Look for the word "Video" in the data below, and copy every line that holds it.

┄┄┄┄┄┄┄┄┄┄

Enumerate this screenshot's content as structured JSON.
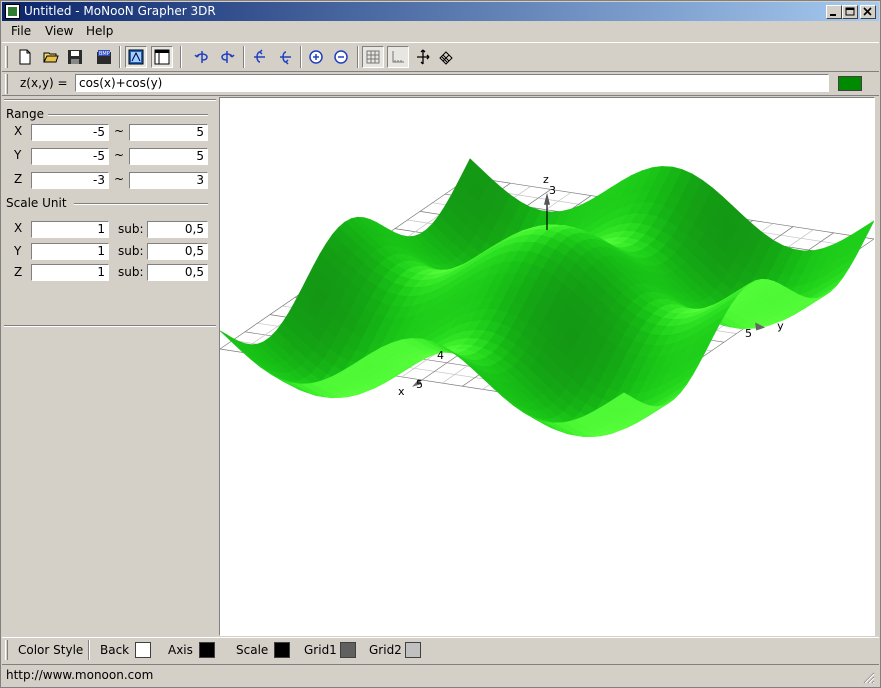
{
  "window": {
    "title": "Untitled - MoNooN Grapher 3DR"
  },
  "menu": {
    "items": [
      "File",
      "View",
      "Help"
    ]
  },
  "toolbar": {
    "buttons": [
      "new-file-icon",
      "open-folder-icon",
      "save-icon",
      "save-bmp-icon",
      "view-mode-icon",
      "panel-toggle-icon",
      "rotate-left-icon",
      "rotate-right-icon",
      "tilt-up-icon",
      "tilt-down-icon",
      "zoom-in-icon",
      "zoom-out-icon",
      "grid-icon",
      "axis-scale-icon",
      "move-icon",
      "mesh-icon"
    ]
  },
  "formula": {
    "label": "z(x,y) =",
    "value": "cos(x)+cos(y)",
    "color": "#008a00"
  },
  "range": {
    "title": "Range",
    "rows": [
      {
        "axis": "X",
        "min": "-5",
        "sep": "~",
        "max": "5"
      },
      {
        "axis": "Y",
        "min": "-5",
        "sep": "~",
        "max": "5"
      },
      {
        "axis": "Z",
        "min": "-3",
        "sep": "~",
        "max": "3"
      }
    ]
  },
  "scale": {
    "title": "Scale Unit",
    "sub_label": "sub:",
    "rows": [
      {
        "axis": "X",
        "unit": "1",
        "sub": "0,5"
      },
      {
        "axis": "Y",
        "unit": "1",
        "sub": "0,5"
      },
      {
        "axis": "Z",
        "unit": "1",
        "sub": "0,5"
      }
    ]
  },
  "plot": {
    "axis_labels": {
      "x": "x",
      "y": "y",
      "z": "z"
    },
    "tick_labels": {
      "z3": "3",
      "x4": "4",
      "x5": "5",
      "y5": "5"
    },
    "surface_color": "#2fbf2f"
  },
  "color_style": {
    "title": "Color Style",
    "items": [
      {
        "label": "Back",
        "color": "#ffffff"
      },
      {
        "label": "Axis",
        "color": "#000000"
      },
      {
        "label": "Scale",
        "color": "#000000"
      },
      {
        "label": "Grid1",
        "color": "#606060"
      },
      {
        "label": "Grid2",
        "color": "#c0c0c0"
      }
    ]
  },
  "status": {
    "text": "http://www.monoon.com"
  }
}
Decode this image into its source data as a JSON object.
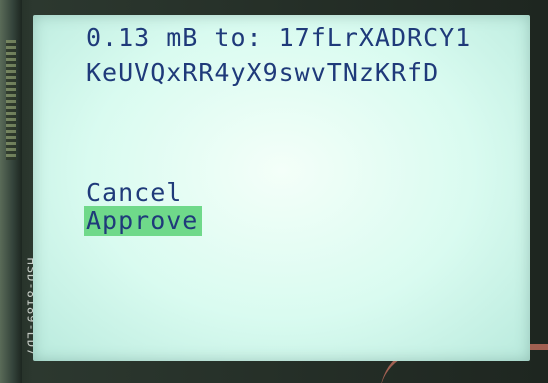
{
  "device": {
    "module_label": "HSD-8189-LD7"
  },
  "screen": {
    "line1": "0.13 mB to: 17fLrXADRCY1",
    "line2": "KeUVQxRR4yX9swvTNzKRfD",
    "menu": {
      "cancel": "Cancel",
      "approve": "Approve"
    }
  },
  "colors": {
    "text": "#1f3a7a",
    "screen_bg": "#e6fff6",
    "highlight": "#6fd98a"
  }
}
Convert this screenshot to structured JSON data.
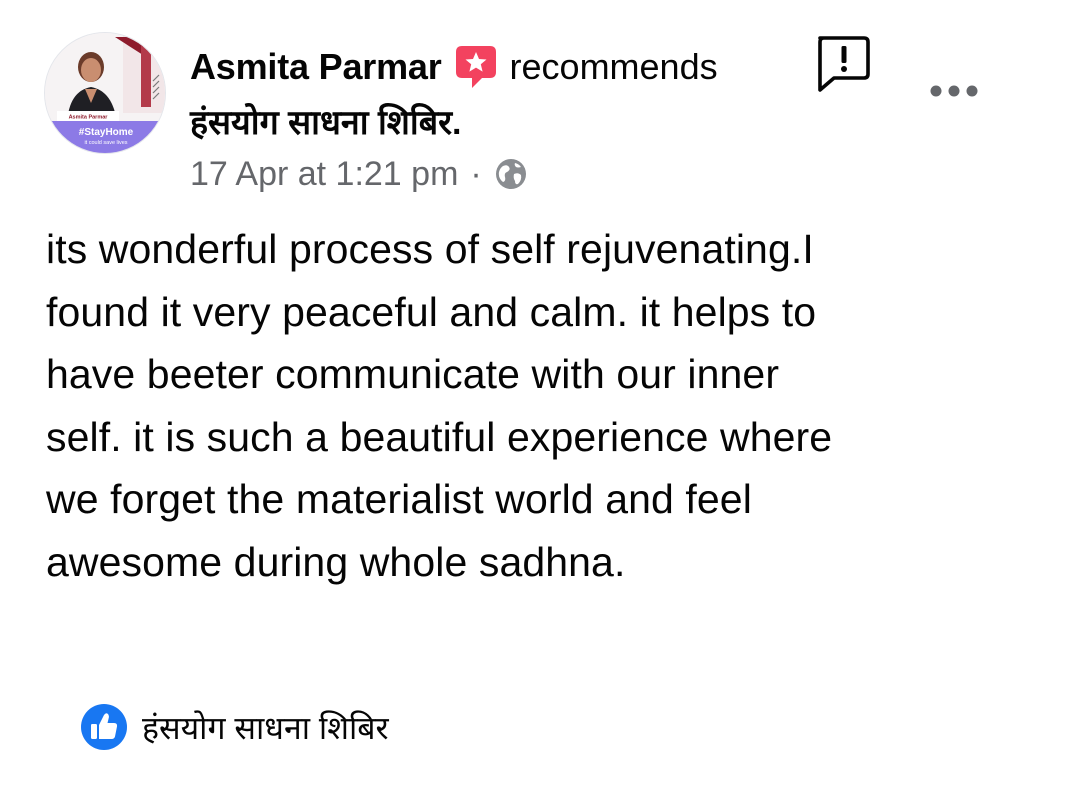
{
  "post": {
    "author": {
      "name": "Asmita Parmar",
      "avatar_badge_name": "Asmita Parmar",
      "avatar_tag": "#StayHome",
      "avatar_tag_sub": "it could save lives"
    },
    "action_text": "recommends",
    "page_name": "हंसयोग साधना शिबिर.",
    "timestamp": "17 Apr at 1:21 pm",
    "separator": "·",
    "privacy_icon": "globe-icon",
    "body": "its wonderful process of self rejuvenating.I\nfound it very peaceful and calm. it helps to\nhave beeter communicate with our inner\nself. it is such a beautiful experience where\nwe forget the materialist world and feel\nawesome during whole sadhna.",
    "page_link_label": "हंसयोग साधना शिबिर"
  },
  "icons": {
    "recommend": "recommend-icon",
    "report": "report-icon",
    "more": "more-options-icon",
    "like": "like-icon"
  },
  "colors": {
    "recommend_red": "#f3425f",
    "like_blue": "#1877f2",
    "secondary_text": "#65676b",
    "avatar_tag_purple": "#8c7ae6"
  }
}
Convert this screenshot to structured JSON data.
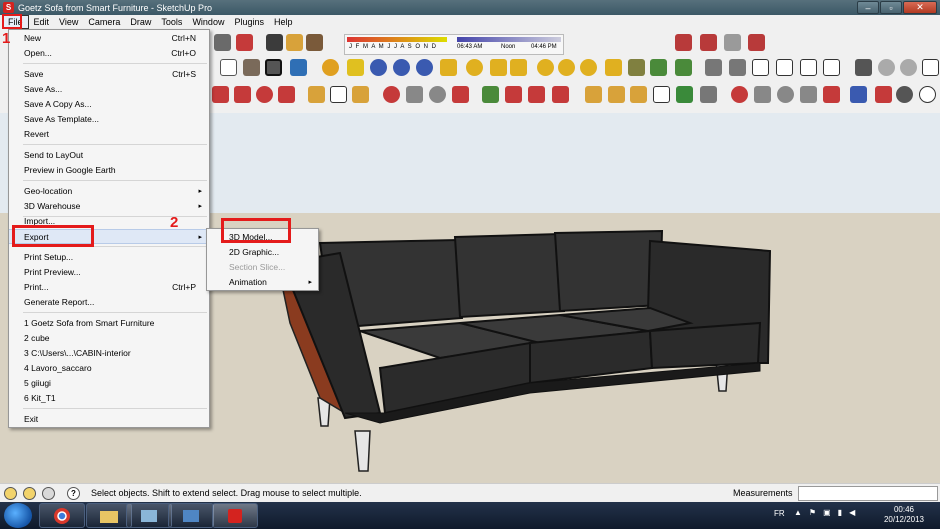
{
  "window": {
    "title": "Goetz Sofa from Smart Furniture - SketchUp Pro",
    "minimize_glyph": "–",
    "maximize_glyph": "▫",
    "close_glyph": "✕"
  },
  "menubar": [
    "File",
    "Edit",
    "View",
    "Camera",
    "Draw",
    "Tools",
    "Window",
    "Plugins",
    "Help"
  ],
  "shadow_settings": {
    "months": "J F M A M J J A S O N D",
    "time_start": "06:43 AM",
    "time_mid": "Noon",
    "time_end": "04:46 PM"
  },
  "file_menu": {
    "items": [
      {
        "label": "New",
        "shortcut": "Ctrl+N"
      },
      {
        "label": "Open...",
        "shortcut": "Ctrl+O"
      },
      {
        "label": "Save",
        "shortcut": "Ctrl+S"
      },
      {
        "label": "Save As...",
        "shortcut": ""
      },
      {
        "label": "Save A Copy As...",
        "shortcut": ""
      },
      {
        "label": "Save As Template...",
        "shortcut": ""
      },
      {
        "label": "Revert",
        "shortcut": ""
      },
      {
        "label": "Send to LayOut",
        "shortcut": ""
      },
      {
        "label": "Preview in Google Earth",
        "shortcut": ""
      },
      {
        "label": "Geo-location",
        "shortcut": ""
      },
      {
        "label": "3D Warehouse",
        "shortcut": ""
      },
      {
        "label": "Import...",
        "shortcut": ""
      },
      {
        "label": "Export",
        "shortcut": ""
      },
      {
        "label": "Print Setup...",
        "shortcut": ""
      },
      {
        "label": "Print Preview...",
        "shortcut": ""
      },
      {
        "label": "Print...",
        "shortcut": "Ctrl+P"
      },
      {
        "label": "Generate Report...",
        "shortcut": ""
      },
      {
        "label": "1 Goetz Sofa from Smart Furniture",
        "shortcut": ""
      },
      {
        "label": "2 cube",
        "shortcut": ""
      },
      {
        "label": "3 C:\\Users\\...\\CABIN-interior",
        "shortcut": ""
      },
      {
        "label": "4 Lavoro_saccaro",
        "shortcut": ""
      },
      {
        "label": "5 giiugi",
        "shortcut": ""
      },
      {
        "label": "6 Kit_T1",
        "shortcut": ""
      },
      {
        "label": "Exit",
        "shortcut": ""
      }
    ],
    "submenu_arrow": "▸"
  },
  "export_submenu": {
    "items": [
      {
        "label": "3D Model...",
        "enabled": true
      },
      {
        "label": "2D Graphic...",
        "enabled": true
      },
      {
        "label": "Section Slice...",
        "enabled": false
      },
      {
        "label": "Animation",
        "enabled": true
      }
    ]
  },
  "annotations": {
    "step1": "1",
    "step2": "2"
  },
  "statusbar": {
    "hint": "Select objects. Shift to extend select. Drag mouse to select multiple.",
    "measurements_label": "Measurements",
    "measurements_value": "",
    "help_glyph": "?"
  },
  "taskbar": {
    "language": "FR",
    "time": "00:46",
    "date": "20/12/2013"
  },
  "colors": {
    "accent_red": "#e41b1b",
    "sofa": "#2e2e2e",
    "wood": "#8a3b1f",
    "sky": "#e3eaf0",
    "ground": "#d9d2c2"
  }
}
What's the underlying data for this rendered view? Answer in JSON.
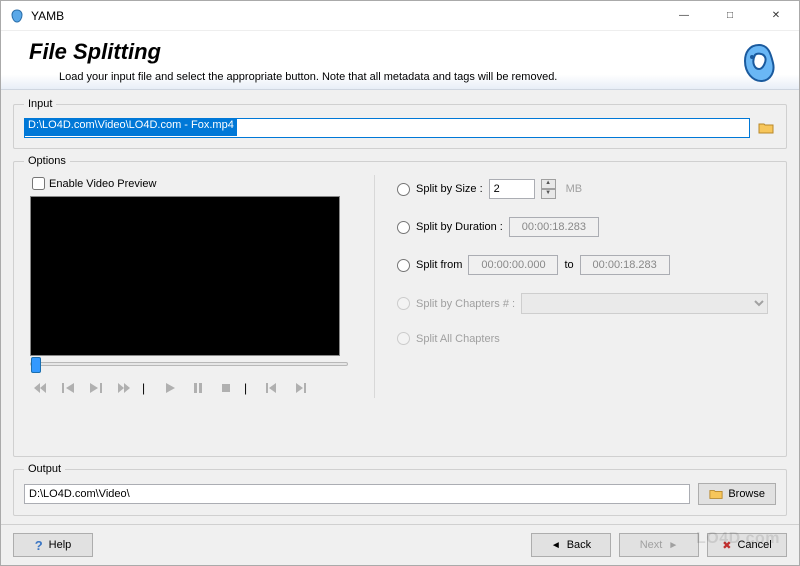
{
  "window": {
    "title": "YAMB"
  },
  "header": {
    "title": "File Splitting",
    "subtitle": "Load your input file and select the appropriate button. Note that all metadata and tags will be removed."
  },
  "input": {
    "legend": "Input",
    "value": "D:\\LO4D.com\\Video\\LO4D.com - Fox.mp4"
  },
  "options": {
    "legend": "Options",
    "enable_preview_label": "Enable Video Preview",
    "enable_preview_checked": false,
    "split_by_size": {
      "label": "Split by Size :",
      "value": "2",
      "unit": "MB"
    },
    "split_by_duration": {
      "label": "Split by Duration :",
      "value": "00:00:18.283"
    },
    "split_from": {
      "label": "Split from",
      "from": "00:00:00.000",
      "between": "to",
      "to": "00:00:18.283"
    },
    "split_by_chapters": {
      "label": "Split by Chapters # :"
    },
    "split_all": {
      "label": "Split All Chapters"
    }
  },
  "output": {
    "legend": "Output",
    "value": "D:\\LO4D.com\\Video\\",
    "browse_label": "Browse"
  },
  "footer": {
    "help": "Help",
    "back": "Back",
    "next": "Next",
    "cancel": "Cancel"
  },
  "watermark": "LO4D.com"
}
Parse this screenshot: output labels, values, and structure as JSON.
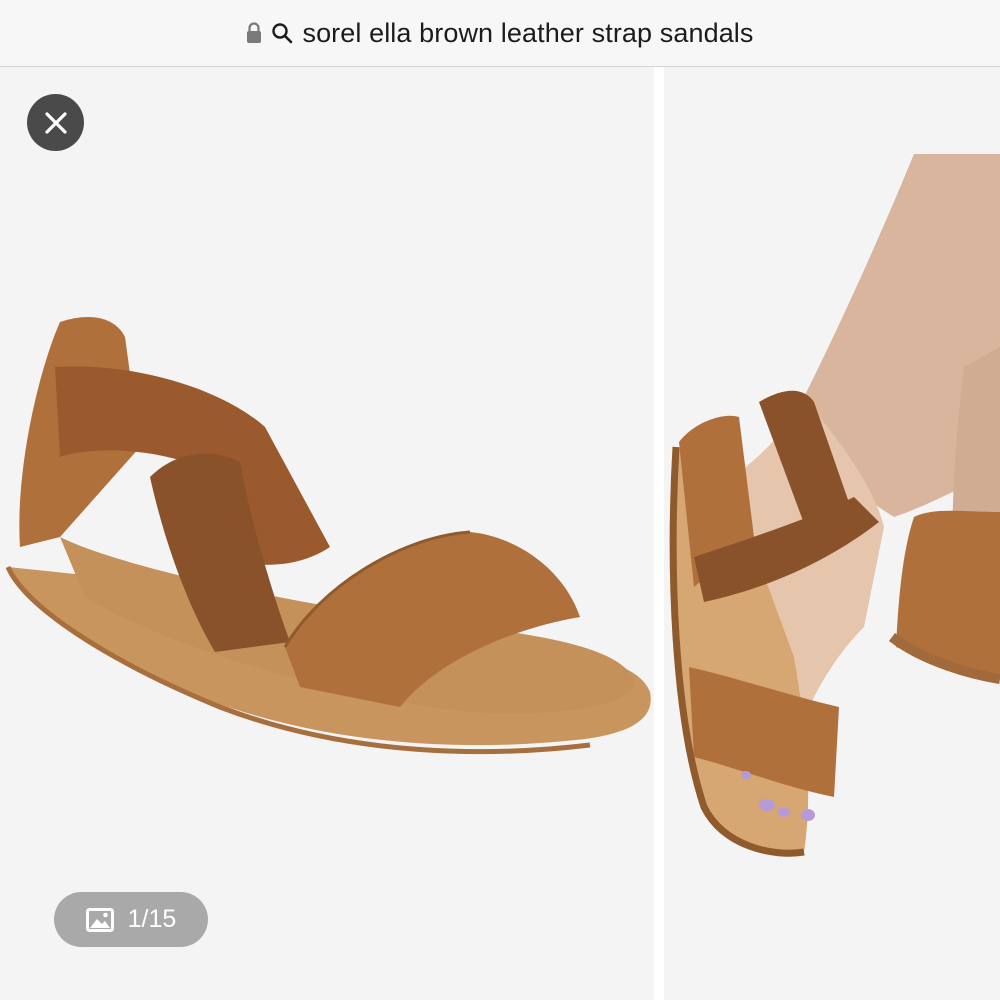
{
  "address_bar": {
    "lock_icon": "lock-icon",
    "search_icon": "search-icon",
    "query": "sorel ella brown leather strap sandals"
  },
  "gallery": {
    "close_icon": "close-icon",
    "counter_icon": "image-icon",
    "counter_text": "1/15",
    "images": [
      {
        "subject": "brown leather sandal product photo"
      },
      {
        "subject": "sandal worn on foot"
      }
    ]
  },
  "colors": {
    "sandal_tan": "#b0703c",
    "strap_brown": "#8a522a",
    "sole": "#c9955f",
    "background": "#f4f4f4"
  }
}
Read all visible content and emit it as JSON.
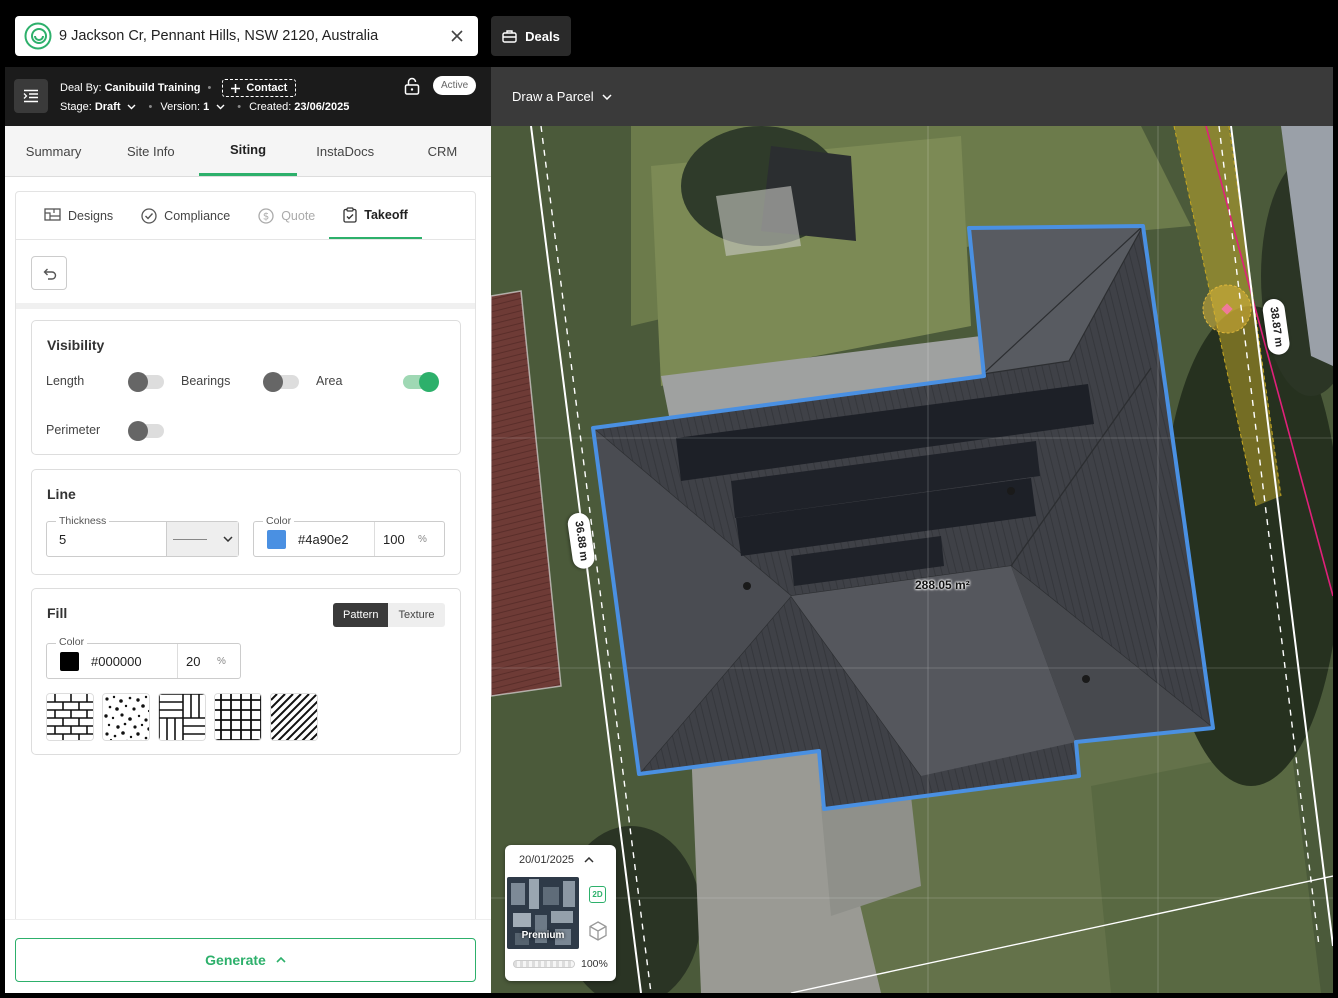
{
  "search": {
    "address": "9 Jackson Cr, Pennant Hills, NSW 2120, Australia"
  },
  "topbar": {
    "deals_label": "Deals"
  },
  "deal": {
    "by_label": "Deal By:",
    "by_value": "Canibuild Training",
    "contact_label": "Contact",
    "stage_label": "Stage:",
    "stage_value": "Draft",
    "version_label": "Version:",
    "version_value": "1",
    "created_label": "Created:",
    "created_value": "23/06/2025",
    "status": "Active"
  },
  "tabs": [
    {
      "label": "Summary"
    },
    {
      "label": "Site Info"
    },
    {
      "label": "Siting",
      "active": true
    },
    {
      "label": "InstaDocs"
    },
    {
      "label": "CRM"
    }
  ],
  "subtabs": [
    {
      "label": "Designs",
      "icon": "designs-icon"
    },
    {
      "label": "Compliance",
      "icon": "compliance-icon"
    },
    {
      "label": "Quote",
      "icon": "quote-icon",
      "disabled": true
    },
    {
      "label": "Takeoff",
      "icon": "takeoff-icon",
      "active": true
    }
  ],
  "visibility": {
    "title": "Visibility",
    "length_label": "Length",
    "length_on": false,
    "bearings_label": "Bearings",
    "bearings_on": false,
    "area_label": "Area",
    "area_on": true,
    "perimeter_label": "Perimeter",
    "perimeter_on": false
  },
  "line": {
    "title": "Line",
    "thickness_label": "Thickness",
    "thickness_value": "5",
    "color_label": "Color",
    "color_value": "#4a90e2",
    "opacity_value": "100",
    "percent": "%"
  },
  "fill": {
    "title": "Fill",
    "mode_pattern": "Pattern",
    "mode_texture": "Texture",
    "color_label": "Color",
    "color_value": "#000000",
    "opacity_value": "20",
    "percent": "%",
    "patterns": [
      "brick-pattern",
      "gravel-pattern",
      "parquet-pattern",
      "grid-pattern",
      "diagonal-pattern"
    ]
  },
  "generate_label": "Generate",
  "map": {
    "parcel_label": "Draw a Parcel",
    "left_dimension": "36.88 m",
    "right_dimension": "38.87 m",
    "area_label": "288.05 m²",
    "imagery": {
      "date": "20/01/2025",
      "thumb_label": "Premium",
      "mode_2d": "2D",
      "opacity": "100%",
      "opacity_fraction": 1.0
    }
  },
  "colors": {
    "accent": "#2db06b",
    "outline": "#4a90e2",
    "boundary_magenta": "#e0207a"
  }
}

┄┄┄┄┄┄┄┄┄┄

* _Reply to the exercise_
    "value": "D:\\LO4D.com\\Video\\LO4D.com - Fox.mp4"
    "enable_preview_label": "Enable Video Preview",
    "value": "D:\\LO4D.com\\Video\\",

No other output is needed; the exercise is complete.